Excessive Radiation Dose or Inadequate Image Quality for Diagnostic Computed Tomography (CT) in Adults (Clinician Level)
- Measures to be removed for FY 2025:
#436 Radiation Consideration for Adult CT: Utilization of Dose-Lowering Techniques
[Note: No worries; it is safe if you are planning to report measure #436 in MIPS 2024. This measure is still part of MIPS for FY 2024.]
The MIPS framework is more about improving care standards; it also means delivering ‘cost-efficient care’. The cost category evaluates the methods and costs applied to healthcare. The MIPS 2024 final rule modifies cost score calculation methods and cost measures.
Both the quality and cost categories have equal proportions in the MIPS final score, i.e., 30% each. MIPS 2024 modifies the policies for the quality category, as we have discussed above. Owing to these changes, we have a new scoring calculation method. Starting with the performance period in 2023, CMS implements the following policy for scoring:
- Instead of using measure level for scoring, the ‘category level’ is a new criterion for calculation.
- Without using statistical significance, scoring will be based on mathematical and operational feasibility.
In FY 2024, we have 29 cost measures available for score determination. While adding five episode-based measures to the 2024 PFS rule, CMS has exempted one measure.
Here, the table represents the cost measures being added or removed:
|New Episode-based Cost Measures||Measures to be Removed|
|Depression (a chronic condition)||Acute Inpatient Medical Condition Measure; Simple Pneumonia with Hospitalization|
|Low back pain (chronic condition)|
|Emergency medicine (care provided within any emergency department setting)|
|Heart failure (chronic condition)|
|Psychoses and related conditions (an acute inpatient medical condition)|
This category of MIPS reporting framework focuses on initiatives for enhancing the patient experience. So, to practice a patient-centered approach in care delivery, the MIPS 2024 IA inventory has been modified. With a total of 106 IAs, clinicians will now have two more activities in the finalized policy. In the previous policy, the inventory had 104 improvement activities in total.
The following table represents the summary of improvement activity updates in MIPS 2024:
|New Improvement Activities||5|
|Removed Improvement Activities||3|
|Modified Improvement Activities||1|
Note: Among the 5 newly added activities, we have one MVP-specific activity. CMS has titled it “Practice-Wide Quality Improvement in MVPs.”
The MIPS 2024 final rule includes considerable changes for the Promoting Interoperability category. Some of the major changes in PI category are given below:

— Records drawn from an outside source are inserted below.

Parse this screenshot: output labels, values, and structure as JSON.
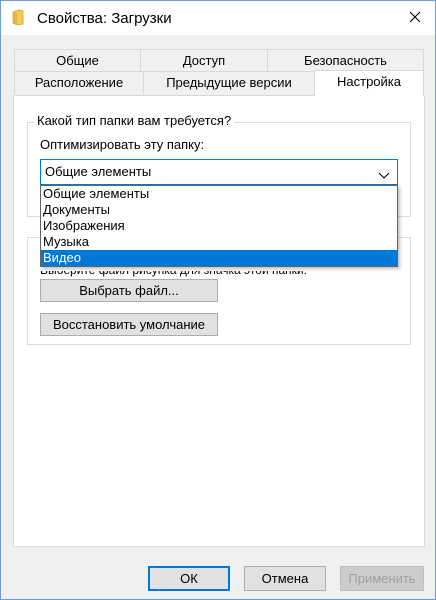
{
  "window": {
    "title": "Свойства: Загрузки"
  },
  "tabs": {
    "row1": [
      "Общие",
      "Доступ",
      "Безопасность"
    ],
    "row2": [
      "Расположение",
      "Предыдущие версии",
      "Настройка"
    ]
  },
  "section": {
    "group_title": "Какой тип папки вам требуется?",
    "optimize_label": "Оптимизировать эту папку:",
    "combo_value": "Общие элементы",
    "options": [
      "Общие элементы",
      "Документы",
      "Изображения",
      "Музыка",
      "Видео"
    ],
    "selected_option": "Видео"
  },
  "picture_group": {
    "hidden_text": "Выберите файл рисунка для значка этой папки:",
    "choose_file": "Выбрать файл...",
    "restore_default": "Восстановить умолчание"
  },
  "buttons": {
    "ok": "ОК",
    "cancel": "Отмена",
    "apply": "Применить"
  },
  "colors": {
    "accent": "#0078d7",
    "folder": "#f4c95d"
  }
}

- Starting in CY 2024, the MIPS performance period length will be increased. Now, it will consist of a minimum of 180 continuous days during the calendar year.

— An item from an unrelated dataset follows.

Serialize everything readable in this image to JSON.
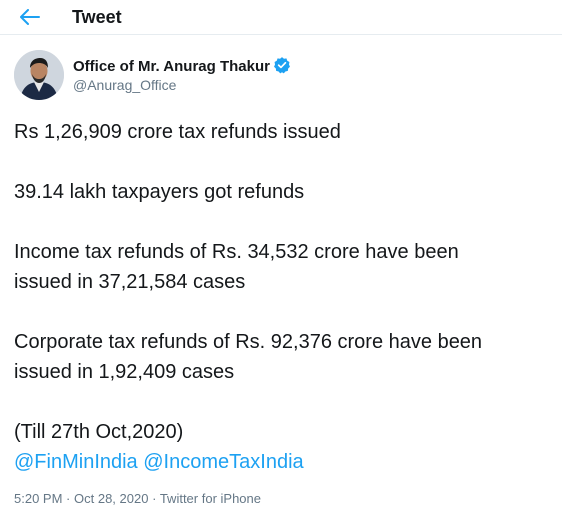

- Likewise, CMS has finalized the clinician types for discontinuing or continuing automatic reweighting in FY 2024.
|Automatic Reweighting for Clinician Types|
|Physical therapists||Clinical social workers|
|Occupational therapists||Clinicians in a small practice|
|Registered dietitians or nutrition professionals||Non-patient-facing clinicians and groups|
|Qualified speech-language pathologists||Hospital-based clinicians and groups|
|Clinical psychologists||ASC-based clinicians and groups|
- The definition of CEHRT has been modified to meet ONC standards. As a result, CMS has substituted the latest “ONC health IT certification criteria” for the prior “2015 Edition health IT certification criteria.”
Thus, MIPS 2024 policy showcases the sheer attention of CMS to move back to its original track. Therefore, it has closely overlooked the intricacies of MIPS reporting. And finalize modifications in the four performance categories to facilitate reporting. Although there is no such change in the performance threshold for MIPS, the performance evaluation process has taken center stage in policy. With these modifications, CMS will be able to access clinicians’ performance across a broader spectrum.
Here, QPP MIPS comes into the scene with flying colors with its MIPS consulting services. As a MIPS qualified registry, our guidance will be based on our reporting experience. So, our MIPS consulting services can be a guiding light for your success in reporting.